Gosh … what is keeping that water up there ?!?!?

(RiderOnTheClouds) #7

There are Egyptian texts which mention an ‘air bubble’ dividing the waters.

(RiderOnTheClouds) #8

If this article is anything to go by, then at least some Egyptians believed Nut was a celestial ocean, not a solid dome:

(RiderOnTheClouds) #9

My argument is that in the wider ANE context, the Raqia most resembles the space which divides heaven from the earth, not a solid dome/disc.

(RiderOnTheClouds) #10

There really is no reason why these windows cannot be figurative.

(George Brooks) #11


1] I’m going to ask you nicely to restrain your reflex to throw the word “dome” into the discussion. It seems a pretty clear ploy to me. Every time you do that, it creates an impression in the reader’s mind that I am trying to make the Hebrew (or the Egyptians or the Babylonians) conform to the controversial theme or trope of “a dome”. You are too youthful a person to adopt such a scurrilous debating practice, more often used by old bitter men who are bitter that their views aren’t more widely accepted.

2] Why are you presenting this as an “either/or” discussion: “solid floor (not dome)” or “celestial ocean”? We have already produced conclusive evidence that the Babylonians held to both simultaneously. In fact, one of our sources said one of the cuneiform documents discussed three solid levels, with an “expanse” above each one, except the lowest “heavenly firmament”, which had a the celestial ocean.

3] Here, you have done it again: “My argument is that in the wider ANE context, the Raqia most resembles the space which divides heaven from the earth, not a solid dome/disc.” Not only are you attempting to associate my views with “(shaky) dome talk”, but you also misrepresent the ANE context: the Babylonians have "expanses with solid dividers**.

4] Technically speaking, the article you provided (even with some various technical errors by the author) does not represent Nut as an ocean. Nut is actually the firmament to which the stars are attached. I have represented the logic of this comparison with this image:


I should point out that I didn’t see any illustration in the article, which does make it more challenging for the reader to follow along … rather than to try to imagine what the author means.

Reggie, the highpoint of that article comes in the one or two paragraphs that specifically affirm that the Biblical firmament is “solid” as a dam… and that Nut is the parallel to the firmament, even though the author labels
Nut the “sky”, instead of Shu (which he calls “dry air”). Wouldn’t you say that Shu is “the expanse” in the Egyptian model?

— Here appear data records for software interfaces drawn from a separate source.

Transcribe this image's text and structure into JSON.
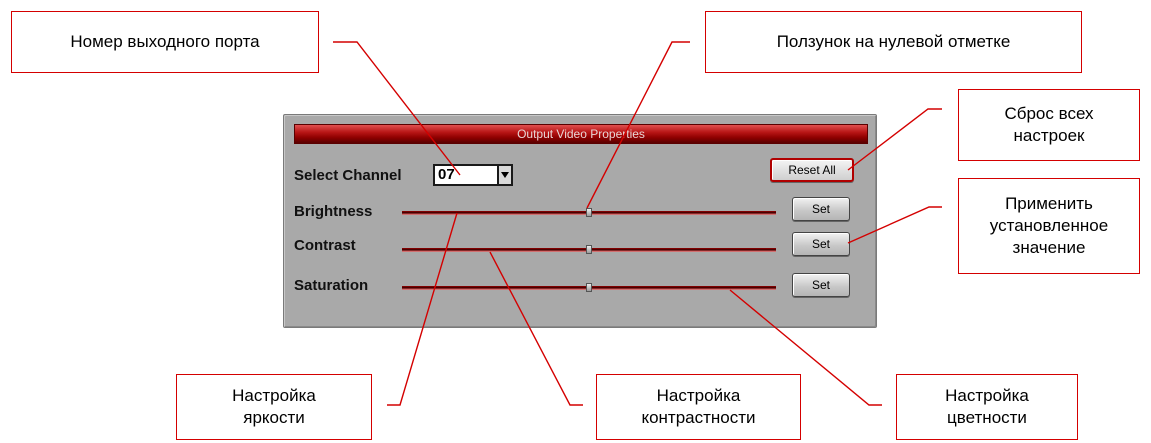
{
  "panel": {
    "title": "Output Video Properties",
    "select_channel_label": "Select Channel",
    "channel_value": "07",
    "reset_label": "Reset All",
    "rows": [
      {
        "label": "Brightness",
        "set_label": "Set",
        "level": 0.5
      },
      {
        "label": "Contrast",
        "set_label": "Set",
        "level": 0.5
      },
      {
        "label": "Saturation",
        "set_label": "Set",
        "level": 0.5
      }
    ]
  },
  "callouts": {
    "port_number": "Номер выходного порта",
    "slider_zero": "Ползунок на нулевой отметке",
    "reset_all": [
      "Сброс всех",
      "настроек"
    ],
    "apply_value": [
      "Применить",
      "установленное",
      "значение"
    ],
    "brightness": [
      "Настройка",
      "яркости"
    ],
    "contrast": [
      "Настройка",
      "контрастности"
    ],
    "saturation": [
      "Настройка",
      "цветности"
    ]
  },
  "colors": {
    "callout_border": "#d40000",
    "leader_line": "#d40000",
    "panel_bg": "#a9a9a9",
    "title_bar": "#8e0000"
  }
}
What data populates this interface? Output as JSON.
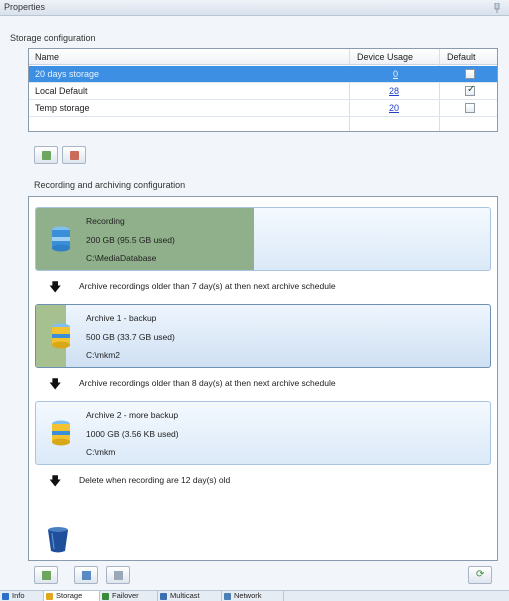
{
  "window": {
    "title": "Properties"
  },
  "storage": {
    "group_label": "Storage configuration",
    "columns": {
      "name": "Name",
      "usage": "Device Usage",
      "default": "Default"
    },
    "rows": [
      {
        "name": "20 days storage",
        "usage": "0",
        "default": false,
        "selected": true
      },
      {
        "name": "Local Default",
        "usage": "28",
        "default": true,
        "selected": false
      },
      {
        "name": "Temp storage",
        "usage": "20",
        "default": false,
        "selected": false
      }
    ],
    "buttons": {
      "add_icon": "add-storage-icon",
      "remove_icon": "remove-storage-icon"
    }
  },
  "recording": {
    "group_label": "Recording and archiving configuration",
    "cards": [
      {
        "title": "Recording",
        "size": "200 GB (95.5 GB used)",
        "path": "C:\\MediaDatabase",
        "used_fraction": 0.48,
        "fill_color": "#8fb08a"
      },
      {
        "title": "Archive 1 - backup",
        "size": "500 GB (33.7 GB used)",
        "path": "C:\\mkm2",
        "used_fraction": 0.067,
        "fill_color": "#a7c08f"
      },
      {
        "title": "Archive 2 - more backup",
        "size": "1000 GB (3.56 KB used)",
        "path": "C:\\mkm",
        "used_fraction": 0.0,
        "fill_color": "#a7c08f"
      }
    ],
    "rules": [
      "Archive recordings older than 7 day(s) at then next archive schedule",
      "Archive recordings older than 8 day(s) at then next archive schedule",
      "Delete when recording are 12 day(s) old"
    ]
  },
  "tabs": [
    {
      "label": "Info",
      "icon": "info-icon",
      "color": "#2a6fc9"
    },
    {
      "label": "Storage",
      "icon": "storage-icon",
      "color": "#e0a81c"
    },
    {
      "label": "Failover",
      "icon": "failover-icon",
      "color": "#3a8a3a"
    },
    {
      "label": "Multicast",
      "icon": "multicast-icon",
      "color": "#3a6fb0"
    },
    {
      "label": "Network",
      "icon": "network-icon",
      "color": "#4a7fb8"
    }
  ],
  "colors": {
    "selection": "#3d8fe3",
    "link": "#2040c8",
    "db_yellow": "#f2c230",
    "db_blue": "#3a8fd8"
  }
}
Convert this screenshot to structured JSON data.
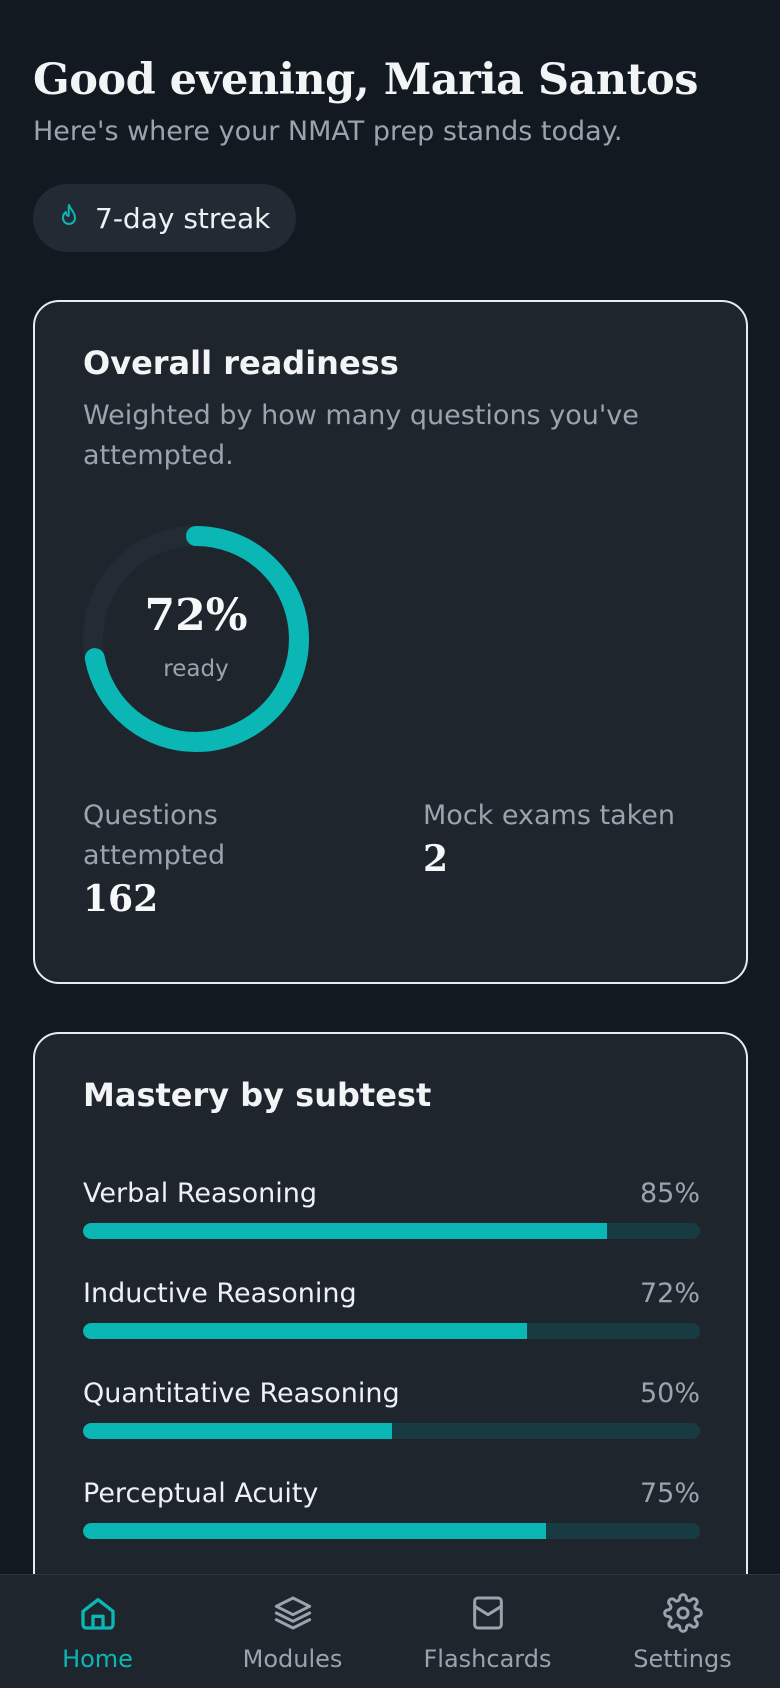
{
  "header": {
    "greeting": "Good evening, Maria Santos",
    "subtitle": "Here's where your NMAT prep stands today."
  },
  "streak": {
    "label": "7-day streak",
    "icon": "flame-icon"
  },
  "readiness": {
    "title": "Overall readiness",
    "description": "Weighted by how many questions you've attempted.",
    "percent": 72,
    "percent_label": "72%",
    "ring_caption": "ready",
    "stats": [
      {
        "label": "Questions attempted",
        "value": "162"
      },
      {
        "label": "Mock exams taken",
        "value": "2"
      }
    ]
  },
  "mastery": {
    "title": "Mastery by subtest",
    "subtests": [
      {
        "name": "Verbal Reasoning",
        "percent": 85,
        "percent_label": "85%"
      },
      {
        "name": "Inductive Reasoning",
        "percent": 72,
        "percent_label": "72%"
      },
      {
        "name": "Quantitative Reasoning",
        "percent": 50,
        "percent_label": "50%"
      },
      {
        "name": "Perceptual Acuity",
        "percent": 75,
        "percent_label": "75%"
      }
    ]
  },
  "tabbar": {
    "items": [
      {
        "label": "Home",
        "icon": "home-icon",
        "active": true
      },
      {
        "label": "Modules",
        "icon": "layers-icon",
        "active": false
      },
      {
        "label": "Flashcards",
        "icon": "card-box-icon",
        "active": false
      },
      {
        "label": "Settings",
        "icon": "gear-icon",
        "active": false
      }
    ]
  },
  "colors": {
    "background": "#121920",
    "card": "#1e252d",
    "accent": "#0ab7b5",
    "track": "#173b40",
    "muted_text": "#9aa4ad"
  }
}
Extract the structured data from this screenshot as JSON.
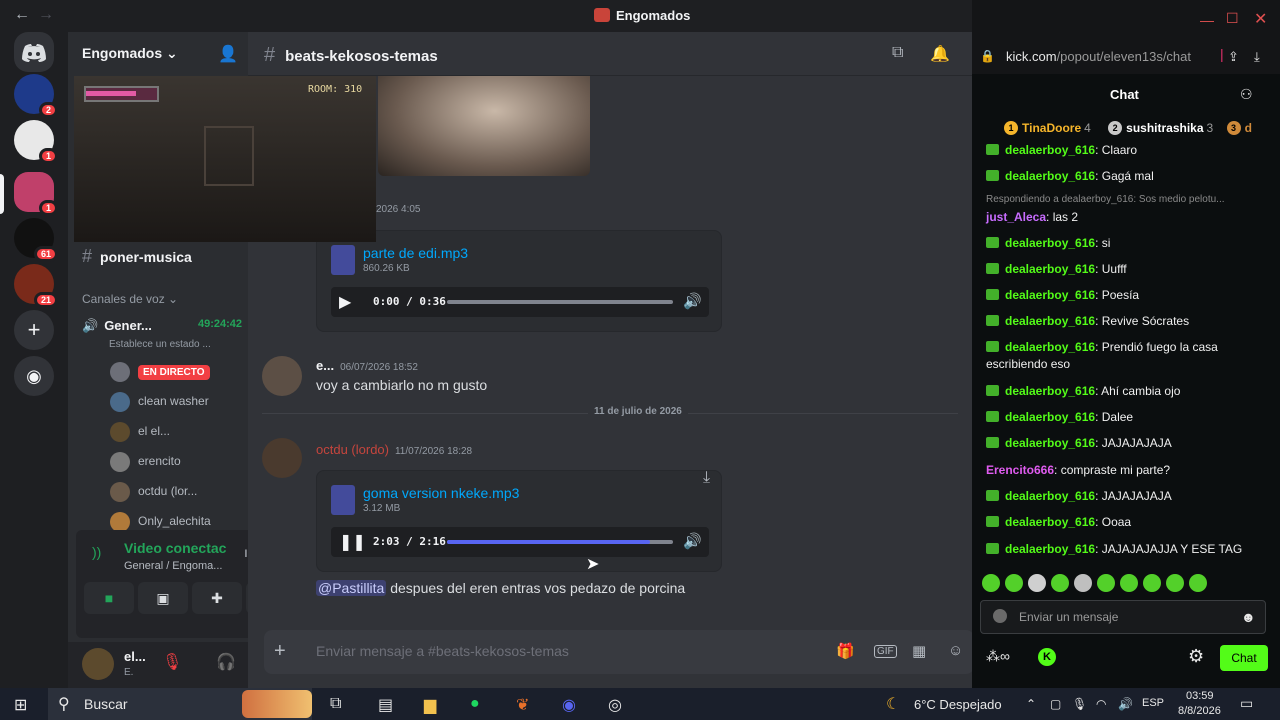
{
  "window": {
    "title": "Engomados"
  },
  "server": {
    "name": "Engomados"
  },
  "rail": {
    "badges": [
      "2",
      "1",
      "1",
      "61",
      "21"
    ]
  },
  "video_overlay": {
    "room": "ROOM: 310"
  },
  "sidebar": {
    "text_channel": "poner-musica",
    "voice_category": "Canales de voz",
    "voice_channel": {
      "name": "Gener...",
      "timer": "49:24:42",
      "status": "Establece un estado ..."
    },
    "voice_users": [
      {
        "name": "",
        "live": "EN DIRECTO"
      },
      {
        "name": "clean washer"
      },
      {
        "name": "el el..."
      },
      {
        "name": "erencito"
      },
      {
        "name": "octdu (lor..."
      },
      {
        "name": "Only_alechita"
      }
    ]
  },
  "voice_panel": {
    "title": "Video conectac",
    "subtitle": "General / Engoma..."
  },
  "user_panel": {
    "name": "el...",
    "status": "E."
  },
  "channel": {
    "name": "beats-kekosos-temas"
  },
  "messages": {
    "first_time": "2026 4:05",
    "attach1": {
      "name": "parte de edi.mp3",
      "size": "860.26 KB",
      "time": "0:00 / 0:36",
      "progress": 0
    },
    "msg2": {
      "author": "e...",
      "time": "06/07/2026 18:52",
      "text": "voy a cambiarlo no m gusto"
    },
    "divider": "11 de julio de 2026",
    "msg3": {
      "author": "octdu (lordo)",
      "time": "11/07/2026 18:28"
    },
    "attach2": {
      "name": "goma version nkeke.mp3",
      "size": "3.12 MB",
      "time": "2:03 / 2:16",
      "progress": 0.9
    },
    "msg4": {
      "mention": "@Pastillita",
      "text": " despues del eren entras vos pedazo de porcina"
    }
  },
  "composer": {
    "placeholder": "Enviar mensaje a #beats-kekosos-temas"
  },
  "kick": {
    "url_host": "kick.com",
    "url_path": "/popout/eleven13s/chat",
    "header": "Chat",
    "gifters": [
      {
        "rank": "1",
        "name": "TinaDoore",
        "count": "4"
      },
      {
        "rank": "2",
        "name": "sushitrashika",
        "count": "3"
      },
      {
        "rank": "3",
        "name": "d",
        "count": ""
      }
    ],
    "reply_hint": "Respondiendo a dealaerboy_616: Sos medio pelotu...",
    "messages": [
      {
        "user": "dealaerboy_616",
        "text": "Claaro",
        "color": "green",
        "badge": true
      },
      {
        "user": "dealaerboy_616",
        "text": "Gagá mal",
        "color": "green",
        "badge": true
      },
      {
        "user": "just_Aleca",
        "text": "las 2",
        "color": "purple",
        "badge": false
      },
      {
        "user": "dealaerboy_616",
        "text": "si",
        "color": "green",
        "badge": true
      },
      {
        "user": "dealaerboy_616",
        "text": "Uufff",
        "color": "green",
        "badge": true
      },
      {
        "user": "dealaerboy_616",
        "text": "Poesía",
        "color": "green",
        "badge": true
      },
      {
        "user": "dealaerboy_616",
        "text": "Revive Sócrates",
        "color": "green",
        "badge": true
      },
      {
        "user": "dealaerboy_616",
        "text": "Prendió fuego la casa escribiendo eso",
        "color": "green",
        "badge": true
      },
      {
        "user": "dealaerboy_616",
        "text": "Ahí cambia ojo",
        "color": "green",
        "badge": true
      },
      {
        "user": "dealaerboy_616",
        "text": "Dalee",
        "color": "green",
        "badge": true
      },
      {
        "user": "dealaerboy_616",
        "text": "JAJAJAJAJA",
        "color": "green",
        "badge": true
      },
      {
        "user": "Erencito666",
        "text": "compraste mi parte?",
        "color": "pink",
        "badge": false
      },
      {
        "user": "dealaerboy_616",
        "text": "JAJAJAJAJA",
        "color": "green",
        "badge": true
      },
      {
        "user": "dealaerboy_616",
        "text": "Ooaa",
        "color": "green",
        "badge": true
      },
      {
        "user": "dealaerboy_616",
        "text": "JAJAJAJAJJA Y ESE TAG",
        "color": "green",
        "badge": true
      }
    ],
    "input_placeholder": "Enviar un mensaje",
    "send_label": "Chat"
  },
  "taskbar": {
    "search": "Buscar",
    "weather": "6°C Despejado",
    "lang": "ESP",
    "time": "03:59",
    "date": "8/8/2026"
  },
  "colors": {
    "accent": "#5865f2",
    "kick_green": "#53fc18",
    "live_red": "#f23f43"
  }
}
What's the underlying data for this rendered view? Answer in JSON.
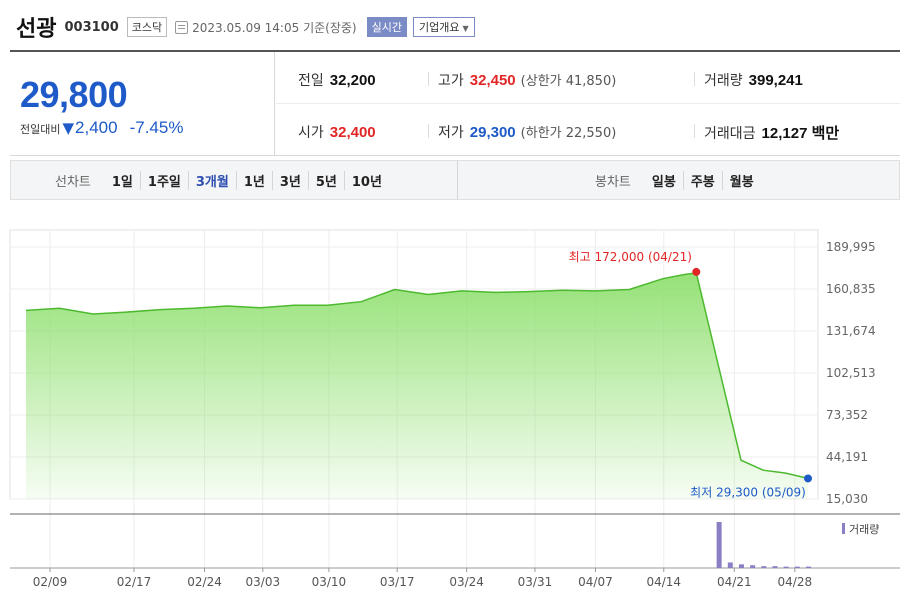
{
  "header": {
    "stock_name": "선광",
    "stock_code": "003100",
    "market": "코스닥",
    "timestamp": "2023.05.09 14:05",
    "basis": "기준(장중)",
    "realtime_label": "실시간",
    "company_info_label": "기업개요"
  },
  "quote": {
    "price": "29,800",
    "change_label": "전일대비",
    "change_icon": "down-triangle",
    "change_amount": "2,400",
    "change_percent": "-7.45%",
    "prev_close_label": "전일",
    "prev_close": "32,200",
    "high_label": "고가",
    "high": "32,450",
    "upper_limit_label": "(상한가 41,850)",
    "volume_label": "거래량",
    "volume": "399,241",
    "open_label": "시가",
    "open": "32,400",
    "low_label": "저가",
    "low": "29,300",
    "lower_limit_label": "(하한가 22,550)",
    "amount_label": "거래대금",
    "amount": "12,127 백만"
  },
  "periods": {
    "line_label": "선차트",
    "line_items": [
      "1일",
      "1주일",
      "3개월",
      "1년",
      "3년",
      "5년",
      "10년"
    ],
    "active": "3개월",
    "candle_label": "봉차트",
    "candle_items": [
      "일봉",
      "주봉",
      "월봉"
    ]
  },
  "colors": {
    "price_blue": "#1e5ac8",
    "up_red": "#e22626",
    "area_fill": "#90e070",
    "line_green": "#4cb92e",
    "volume_purple": "#8a7fc4"
  },
  "chart_data": {
    "type": "area",
    "ylim": [
      15030,
      189995
    ],
    "y_ticks": [
      "189,995",
      "160,835",
      "131,674",
      "102,513",
      "73,352",
      "44,191",
      "15,030"
    ],
    "x_tick_labels": [
      "02/09",
      "02/17",
      "02/24",
      "03/03",
      "03/10",
      "03/17",
      "03/24",
      "03/31",
      "04/07",
      "04/14",
      "04/21",
      "04/28"
    ],
    "x": [
      0,
      3,
      6,
      9,
      12,
      15,
      18,
      21,
      24,
      27,
      30,
      33,
      36,
      39,
      42,
      45,
      48,
      51,
      54,
      57,
      59,
      60,
      62,
      64,
      66,
      68,
      70
    ],
    "values": [
      146000,
      147500,
      143500,
      144800,
      146500,
      147500,
      149000,
      147800,
      149500,
      149500,
      152000,
      160500,
      157000,
      159500,
      158500,
      159000,
      160000,
      159500,
      160500,
      168000,
      171000,
      172000,
      107000,
      42000,
      35000,
      33000,
      29300
    ],
    "annotations": {
      "high": "최고 172,000 (04/21)",
      "low": "최저 29,300 (05/09)"
    },
    "volume_label": "거래량",
    "volume_bars": [
      {
        "x": 62,
        "value": 100
      },
      {
        "x": 63,
        "value": 12
      },
      {
        "x": 64,
        "value": 8
      },
      {
        "x": 65,
        "value": 6
      },
      {
        "x": 66,
        "value": 4
      },
      {
        "x": 67,
        "value": 4
      },
      {
        "x": 68,
        "value": 3
      },
      {
        "x": 69,
        "value": 3
      },
      {
        "x": 70,
        "value": 3
      }
    ]
  }
}
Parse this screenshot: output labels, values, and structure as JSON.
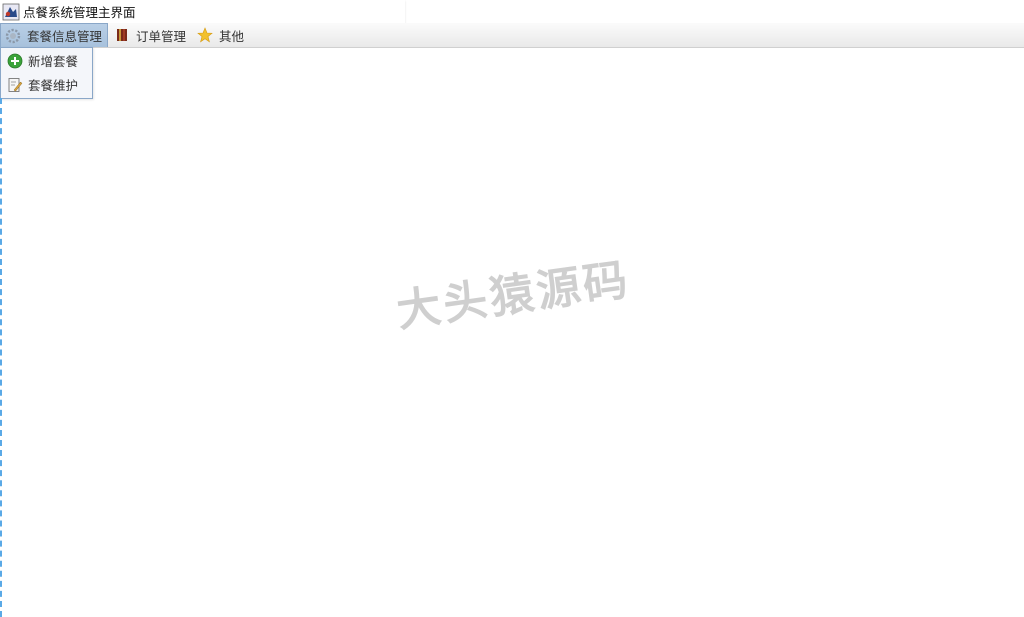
{
  "window": {
    "title": "点餐系统管理主界面",
    "icon": "java-app-icon"
  },
  "menubar": {
    "menus": [
      {
        "label": "套餐信息管理",
        "icon": "gear-icon",
        "active": true
      },
      {
        "label": "订单管理",
        "icon": "book-icon"
      },
      {
        "label": "其他",
        "icon": "star-icon"
      }
    ]
  },
  "dropdown": {
    "items": [
      {
        "label": "新增套餐",
        "icon": "add-circle-icon"
      },
      {
        "label": "套餐维护",
        "icon": "edit-document-icon"
      }
    ]
  },
  "watermark": {
    "text": "大头猿源码"
  },
  "colors": {
    "menu_active": "#a7c1dc",
    "dropdown_border": "#8aa7c8",
    "edge_dashed": "#5aa9e6",
    "watermark": "#cfcfcf"
  }
}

Regarding your concluding thought, Reggie, I’ll give you the idea that the windows can be figurative, if you tell me your view of what is keeping the waters in the heavens when it is not raining? Shouldn’t it be raining all the time according to the Genesis depiction?